Your goal >> Reproduce all of the records exactly.

Information supplied >>
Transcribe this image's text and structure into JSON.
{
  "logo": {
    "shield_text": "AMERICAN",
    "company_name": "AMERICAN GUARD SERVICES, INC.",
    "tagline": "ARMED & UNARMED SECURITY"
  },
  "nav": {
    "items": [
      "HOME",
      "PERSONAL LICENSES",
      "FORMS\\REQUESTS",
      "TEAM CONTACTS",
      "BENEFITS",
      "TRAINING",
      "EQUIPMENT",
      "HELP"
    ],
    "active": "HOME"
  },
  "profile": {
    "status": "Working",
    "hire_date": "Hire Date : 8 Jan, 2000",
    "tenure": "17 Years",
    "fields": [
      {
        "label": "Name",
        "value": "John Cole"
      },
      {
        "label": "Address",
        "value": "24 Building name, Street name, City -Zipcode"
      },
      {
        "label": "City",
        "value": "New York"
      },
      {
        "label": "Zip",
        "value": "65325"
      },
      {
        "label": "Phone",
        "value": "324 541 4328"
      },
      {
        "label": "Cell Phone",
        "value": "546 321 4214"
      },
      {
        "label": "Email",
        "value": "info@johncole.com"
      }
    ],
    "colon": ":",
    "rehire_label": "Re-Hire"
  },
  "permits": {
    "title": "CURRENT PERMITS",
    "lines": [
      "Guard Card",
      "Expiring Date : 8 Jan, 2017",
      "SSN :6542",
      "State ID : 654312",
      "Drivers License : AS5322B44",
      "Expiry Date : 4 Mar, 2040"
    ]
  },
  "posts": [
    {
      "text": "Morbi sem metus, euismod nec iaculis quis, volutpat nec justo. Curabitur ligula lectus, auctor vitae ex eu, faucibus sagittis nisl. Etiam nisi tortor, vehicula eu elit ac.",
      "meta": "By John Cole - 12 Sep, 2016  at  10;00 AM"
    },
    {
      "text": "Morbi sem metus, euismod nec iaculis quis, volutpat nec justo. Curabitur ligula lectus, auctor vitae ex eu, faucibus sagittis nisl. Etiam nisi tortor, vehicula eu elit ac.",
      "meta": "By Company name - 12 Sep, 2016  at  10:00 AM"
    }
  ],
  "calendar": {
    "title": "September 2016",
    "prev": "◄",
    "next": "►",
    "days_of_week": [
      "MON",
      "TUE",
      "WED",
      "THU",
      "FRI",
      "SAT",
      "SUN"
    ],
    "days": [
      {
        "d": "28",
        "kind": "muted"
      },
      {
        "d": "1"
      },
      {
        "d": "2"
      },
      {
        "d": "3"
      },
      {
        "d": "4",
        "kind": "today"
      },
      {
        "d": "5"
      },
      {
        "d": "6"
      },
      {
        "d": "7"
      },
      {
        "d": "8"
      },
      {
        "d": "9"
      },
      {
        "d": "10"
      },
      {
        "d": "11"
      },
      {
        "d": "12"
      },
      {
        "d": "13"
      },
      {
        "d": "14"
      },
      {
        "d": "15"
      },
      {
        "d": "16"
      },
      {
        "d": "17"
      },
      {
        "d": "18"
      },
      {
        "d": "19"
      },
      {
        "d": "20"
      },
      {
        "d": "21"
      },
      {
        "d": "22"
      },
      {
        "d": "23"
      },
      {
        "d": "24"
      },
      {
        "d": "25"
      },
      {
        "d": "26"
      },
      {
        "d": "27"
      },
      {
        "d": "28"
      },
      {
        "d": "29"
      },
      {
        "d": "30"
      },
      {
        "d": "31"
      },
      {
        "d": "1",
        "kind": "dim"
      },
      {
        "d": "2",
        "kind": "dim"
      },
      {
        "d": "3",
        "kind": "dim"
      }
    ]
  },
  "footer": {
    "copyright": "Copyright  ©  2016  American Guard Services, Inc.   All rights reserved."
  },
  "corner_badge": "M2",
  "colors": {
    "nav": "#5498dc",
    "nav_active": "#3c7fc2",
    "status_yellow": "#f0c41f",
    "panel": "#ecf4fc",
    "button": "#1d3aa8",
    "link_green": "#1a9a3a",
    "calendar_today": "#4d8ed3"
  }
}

Finished task >>
Transcribe this image's text and structure into JSON.
{
  "logo": {
    "shield_text": "AMERICAN",
    "company_name": "AMERICAN GUARD SERVICES, INC.",
    "tagline": "ARMED & UNARMED SECURITY"
  },
  "nav": {
    "items": [
      "HOME",
      "PERSONAL LICENSES",
      "FORMS\\REQUESTS",
      "TEAM CONTACTS",
      "BENEFITS",
      "TRAINING",
      "EQUIPMENT",
      "HELP"
    ],
    "active": "HOME"
  },
  "profile": {
    "status": "Working",
    "hire_date": "Hire Date : 8 Jan, 2000",
    "tenure": "17 Years",
    "fields": [
      {
        "label": "Name",
        "value": "John Cole"
      },
      {
        "label": "Address",
        "value": "24 Building name, Street name, City -Zipcode"
      },
      {
        "label": "City",
        "value": "New York"
      },
      {
        "label": "Zip",
        "value": "65325"
      },
      {
        "label": "Phone",
        "value": "324 541 4328"
      },
      {
        "label": "Cell Phone",
        "value": "546 321 4214"
      },
      {
        "label": "Email",
        "value": "info@johncole.com"
      }
    ],
    "colon": ":",
    "rehire_label": "Re-Hire"
  },
  "permits": {
    "title": "CURRENT PERMITS",
    "lines": [
      "Guard Card",
      "Expiring Date : 8 Jan, 2017",
      "SSN :6542",
      "State ID : 654312",
      "Drivers License : AS5322B44",
      "Expiry Date : 4 Mar, 2040"
    ]
  },
  "posts": [
    {
      "text": "Morbi sem metus, euismod nec iaculis quis, volutpat nec justo. Curabitur ligula lectus, auctor vitae ex eu, faucibus sagittis nisl. Etiam nisi tortor, vehicula eu elit ac.",
      "meta": "By John Cole - 12 Sep, 2016  at  10;00 AM"
    },
    {
      "text": "Morbi sem metus, euismod nec iaculis quis, volutpat nec justo. Curabitur ligula lectus, auctor vitae ex eu, faucibus sagittis nisl. Etiam nisi tortor, vehicula eu elit ac.",
      "meta": "By Company name - 12 Sep, 2016  at  10:00 AM"
    }
  ],
  "calendar": {
    "title": "September 2016",
    "prev": "◄",
    "next": "►",
    "days_of_week": [
      "MON",
      "TUE",
      "WED",
      "THU",
      "FRI",
      "SAT",
      "SUN"
    ],
    "days": [
      {
        "d": "28",
        "kind": "muted"
      },
      {
        "d": "1"
      },
      {
        "d": "2"
      },
      {
        "d": "3"
      },
      {
        "d": "4",
        "kind": "today"
      },
      {
        "d": "5"
      },
      {
        "d": "6"
      },
      {
        "d": "7"
      },
      {
        "d": "8"
      },
      {
        "d": "9"
      },
      {
        "d": "10"
      },
      {
        "d": "11"
      },
      {
        "d": "12"
      },
      {
        "d": "13"
      },
      {
        "d": "14"
      },
      {
        "d": "15"
      },
      {
        "d": "16"
      },
      {
        "d": "17"
      },
      {
        "d": "18"
      },
      {
        "d": "19"
      },
      {
        "d": "20"
      },
      {
        "d": "21"
      },
      {
        "d": "22"
      },
      {
        "d": "23"
      },
      {
        "d": "24"
      },
      {
        "d": "25"
      },
      {
        "d": "26"
      },
      {
        "d": "27"
      },
      {
        "d": "28"
      },
      {
        "d": "29"
      },
      {
        "d": "30"
      },
      {
        "d": "31"
      },
      {
        "d": "1",
        "kind": "dim"
      },
      {
        "d": "2",
        "kind": "dim"
      },
      {
        "d": "3",
        "kind": "dim"
      }
    ]
  },
  "footer": {
    "copyright": "Copyright  ©  2016  American Guard Services, Inc.   All rights reserved."
  },
  "corner_badge": "M2",
  "colors": {
    "nav": "#5498dc",
    "nav_active": "#3c7fc2",
    "status_yellow": "#f0c41f",
    "panel": "#ecf4fc",
    "button": "#1d3aa8",
    "link_green": "#1a9a3a",
    "calendar_today": "#4d8ed3"
  }
}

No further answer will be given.